CONSUMER CONFIDENCE: American consumers may feel the worst of the economic downturn is behind them, judging by the eight-month high that the Conference Board’s Consumer Confidence Index hit in May. The index, which surged to 54.9 percent this month from 40.8 percent in April, has more than doubled since March, but most of the increase this month hinged on consumers’ belief that better times lie ahead. Of the index’s two components, the forward-looking Expectations Index rose to 72.3 from 51, as the Present Situation Index inched up to 28.9 from 25.5. Although retail stocks historically have been among the first to improve in past slowdowns, their shares — which have marched forward 46 percent since early March — could be moving upward too quickly, said Paul Lejuez, a Credit Suisse analyst. And even though the torrent of retail bankruptcies the market feared late last year hasn’t happened, serious change is still afoot, he said. “These companies are very slow to die,” Lejuez said. “It’s bound to happen.” In the three months through April, sales at apparel and accessories stores fell 5.1 percent from a year earlier, while department store sales declined 6 percent, according to government figures. But, said Lynn Franco, director of The Conference Board Consumer Research Center, “Consumers are considerably less pessimistic than they were earlier this year. While confidence is still weak by historical standards, as far as consumers are concerned, the worst is now behind us.” — EVAN CLARK
RALPH HEADS EAST: Ralph Lauren built much of his empire on images of the American West, but the company is now looking to Southeast Asia for growth. Polo Ralph Lauren Corp. reported on May 27 that lower sales and restructuring charges drove down fourth-quarter profits by 57 percent, but the firm also laid out plans for accelerated growth in selected parts of Asia. Polo will assume direct control of its wholesale and retail distribution in Southeast Asia at the beginning of next year and is creating a Hong Kong-based hub to oversee operations in the region. Roger Farah, president and COO, said the firm ultimately expects the region to account for one-third of its sales. For the fourth quarter, income was $44.5 million, or 44 cents a diluted share, 4 cents better than consensus estimates. Revenues slid 1.3 percent to $1.22 billion, and same-store sales fell 15.9 percent. For the year, income slipped 3.3 percent to $406 million, or $4.01 a share, while revenues rose 2.8 percent to $5.02 billion. Farah said on a conference call that footwear has “seen very strong growth, whether it’s at the Collection price point or the Lauren price point. … We are now beginning to push that out into an international business opportunity.” As for general economic conditions, Farah said that “demand is strongest for need-now, wear-now merchandise [and there is] very little nice-to-have buying or purchasing ahead of next season.” — VICKI M. YOUNG & JESSICA PALLAY
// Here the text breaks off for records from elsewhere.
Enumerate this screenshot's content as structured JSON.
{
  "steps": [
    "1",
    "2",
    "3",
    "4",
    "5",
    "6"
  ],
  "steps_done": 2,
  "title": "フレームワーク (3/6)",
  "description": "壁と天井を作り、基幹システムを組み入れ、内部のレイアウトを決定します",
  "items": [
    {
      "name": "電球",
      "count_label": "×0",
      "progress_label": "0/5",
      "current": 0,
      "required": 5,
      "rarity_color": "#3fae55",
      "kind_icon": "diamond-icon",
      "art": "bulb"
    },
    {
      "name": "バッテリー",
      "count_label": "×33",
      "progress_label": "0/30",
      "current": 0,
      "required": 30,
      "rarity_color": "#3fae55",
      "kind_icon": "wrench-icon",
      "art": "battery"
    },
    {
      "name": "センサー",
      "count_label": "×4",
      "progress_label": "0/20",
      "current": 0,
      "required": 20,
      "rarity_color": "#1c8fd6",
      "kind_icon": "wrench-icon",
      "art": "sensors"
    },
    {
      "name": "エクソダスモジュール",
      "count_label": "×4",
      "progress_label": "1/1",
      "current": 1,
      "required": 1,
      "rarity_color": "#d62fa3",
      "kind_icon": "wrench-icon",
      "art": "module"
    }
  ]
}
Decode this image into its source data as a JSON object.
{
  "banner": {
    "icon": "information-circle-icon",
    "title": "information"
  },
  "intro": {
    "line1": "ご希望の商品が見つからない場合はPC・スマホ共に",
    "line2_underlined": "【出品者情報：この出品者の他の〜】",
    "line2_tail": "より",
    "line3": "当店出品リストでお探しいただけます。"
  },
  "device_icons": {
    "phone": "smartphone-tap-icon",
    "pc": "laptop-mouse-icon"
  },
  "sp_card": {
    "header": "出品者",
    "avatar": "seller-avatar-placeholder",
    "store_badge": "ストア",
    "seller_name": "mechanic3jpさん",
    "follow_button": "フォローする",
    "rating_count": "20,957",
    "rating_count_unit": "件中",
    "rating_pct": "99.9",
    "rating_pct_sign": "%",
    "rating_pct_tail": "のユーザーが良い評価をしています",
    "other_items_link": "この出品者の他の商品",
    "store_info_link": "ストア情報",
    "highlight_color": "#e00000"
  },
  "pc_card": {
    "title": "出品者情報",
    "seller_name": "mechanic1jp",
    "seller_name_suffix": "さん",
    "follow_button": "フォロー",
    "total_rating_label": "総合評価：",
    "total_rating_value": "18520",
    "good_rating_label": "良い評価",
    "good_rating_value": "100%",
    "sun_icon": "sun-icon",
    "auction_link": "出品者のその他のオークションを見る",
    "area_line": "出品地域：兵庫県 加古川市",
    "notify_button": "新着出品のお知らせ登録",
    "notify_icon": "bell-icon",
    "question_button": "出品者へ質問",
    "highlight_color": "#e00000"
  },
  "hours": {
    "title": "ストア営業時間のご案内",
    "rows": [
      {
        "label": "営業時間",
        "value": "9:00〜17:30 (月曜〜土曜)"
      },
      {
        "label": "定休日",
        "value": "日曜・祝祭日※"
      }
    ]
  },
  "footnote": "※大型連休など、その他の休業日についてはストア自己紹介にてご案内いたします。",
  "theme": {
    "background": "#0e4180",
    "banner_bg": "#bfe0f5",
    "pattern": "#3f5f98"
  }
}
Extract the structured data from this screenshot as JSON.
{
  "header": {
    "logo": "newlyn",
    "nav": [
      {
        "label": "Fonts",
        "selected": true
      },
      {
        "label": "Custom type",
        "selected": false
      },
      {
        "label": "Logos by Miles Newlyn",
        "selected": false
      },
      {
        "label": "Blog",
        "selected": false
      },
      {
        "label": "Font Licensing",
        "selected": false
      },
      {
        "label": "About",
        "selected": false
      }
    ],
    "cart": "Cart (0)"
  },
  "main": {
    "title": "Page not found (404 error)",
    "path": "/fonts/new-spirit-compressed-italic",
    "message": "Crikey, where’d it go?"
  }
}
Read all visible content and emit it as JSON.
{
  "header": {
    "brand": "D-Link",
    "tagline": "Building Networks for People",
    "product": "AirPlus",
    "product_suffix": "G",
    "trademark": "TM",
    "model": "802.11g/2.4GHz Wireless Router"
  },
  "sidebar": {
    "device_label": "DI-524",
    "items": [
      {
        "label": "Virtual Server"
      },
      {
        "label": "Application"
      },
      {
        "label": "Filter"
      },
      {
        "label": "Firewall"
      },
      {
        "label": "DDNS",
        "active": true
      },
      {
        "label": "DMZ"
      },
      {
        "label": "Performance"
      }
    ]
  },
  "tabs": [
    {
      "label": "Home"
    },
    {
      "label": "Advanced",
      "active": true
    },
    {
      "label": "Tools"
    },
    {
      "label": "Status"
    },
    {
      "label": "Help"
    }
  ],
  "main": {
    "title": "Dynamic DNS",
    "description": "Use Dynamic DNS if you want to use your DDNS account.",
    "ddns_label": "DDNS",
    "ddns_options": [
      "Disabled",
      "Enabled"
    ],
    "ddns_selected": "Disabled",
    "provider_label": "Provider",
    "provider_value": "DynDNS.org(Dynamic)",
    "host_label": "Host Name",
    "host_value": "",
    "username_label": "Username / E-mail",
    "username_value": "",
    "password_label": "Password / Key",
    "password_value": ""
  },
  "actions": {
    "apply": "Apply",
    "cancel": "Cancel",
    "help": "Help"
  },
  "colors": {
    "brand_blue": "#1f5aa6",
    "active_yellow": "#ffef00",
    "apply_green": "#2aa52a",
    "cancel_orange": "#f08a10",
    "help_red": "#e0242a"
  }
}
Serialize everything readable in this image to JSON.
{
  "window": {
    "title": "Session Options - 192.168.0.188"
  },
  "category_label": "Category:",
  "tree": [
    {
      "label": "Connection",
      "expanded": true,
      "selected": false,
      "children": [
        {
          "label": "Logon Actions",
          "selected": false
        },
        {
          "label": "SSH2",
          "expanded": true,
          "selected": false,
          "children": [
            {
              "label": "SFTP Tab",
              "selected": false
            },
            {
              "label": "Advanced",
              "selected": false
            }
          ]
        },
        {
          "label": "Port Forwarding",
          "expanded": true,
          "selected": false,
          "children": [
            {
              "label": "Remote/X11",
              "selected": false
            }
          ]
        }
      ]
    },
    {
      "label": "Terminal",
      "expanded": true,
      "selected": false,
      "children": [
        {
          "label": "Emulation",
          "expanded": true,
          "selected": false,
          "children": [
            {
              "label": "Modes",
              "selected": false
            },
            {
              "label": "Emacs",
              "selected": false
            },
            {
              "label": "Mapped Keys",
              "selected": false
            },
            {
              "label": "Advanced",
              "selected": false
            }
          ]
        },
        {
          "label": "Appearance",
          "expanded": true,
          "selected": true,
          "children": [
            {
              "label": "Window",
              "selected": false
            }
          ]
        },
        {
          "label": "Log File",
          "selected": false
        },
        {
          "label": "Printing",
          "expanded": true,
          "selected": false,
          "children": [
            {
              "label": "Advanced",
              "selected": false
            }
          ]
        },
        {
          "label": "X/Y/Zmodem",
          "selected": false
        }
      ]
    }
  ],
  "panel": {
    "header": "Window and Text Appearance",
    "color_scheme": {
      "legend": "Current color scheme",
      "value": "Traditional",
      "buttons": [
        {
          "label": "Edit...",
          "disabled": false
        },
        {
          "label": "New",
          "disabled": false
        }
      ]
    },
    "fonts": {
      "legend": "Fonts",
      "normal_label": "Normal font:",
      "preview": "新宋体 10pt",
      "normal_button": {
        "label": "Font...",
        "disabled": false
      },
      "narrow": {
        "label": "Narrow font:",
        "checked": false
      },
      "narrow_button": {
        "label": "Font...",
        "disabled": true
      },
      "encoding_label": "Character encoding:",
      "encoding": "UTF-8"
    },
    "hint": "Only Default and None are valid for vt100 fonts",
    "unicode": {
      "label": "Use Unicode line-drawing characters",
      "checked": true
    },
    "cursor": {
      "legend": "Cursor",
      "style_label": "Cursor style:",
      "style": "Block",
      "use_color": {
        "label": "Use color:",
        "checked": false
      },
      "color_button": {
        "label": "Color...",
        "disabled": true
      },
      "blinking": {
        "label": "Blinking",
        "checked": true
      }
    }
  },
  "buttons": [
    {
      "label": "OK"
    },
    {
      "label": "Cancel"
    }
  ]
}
CARNIVAL CHALLENGED: The value-conscious footwear consumer continues to feel the impact of a weak economy, which has caused profits at Shoe Carnival Inc. to drop by 15 percent in the first quarter. The Evansville, Ind.-based retailer reported a net income of $4.1 million, or 33 cents a diluted share, for the quarter ended May 2, versus $4.8 million, or 38 cents a share, in the year-ago period. Sales, led by a single-digit increase in athletic footwear, totaled $167.3 million, a 3 percent increase from last year’s first quarter. Same-store sales decreased by 0.3 percent. Still, Shoe Carnival beat analyst expectations for earnings per share of 25 cents. Margins came in below expected levels, as clearance pricing of adult dress and casual product during February and March contributed to a 1.3 percent decrease in merchandise margin for the quarter. Mark Lemond, Shoe Carnival’s president and CEO, said in a statement, “We recognize that our targeted moderate-income customer will continue to be impacted by the economic downturn, and sales within the retail sector may continue to experience downward pressure.” — J.P.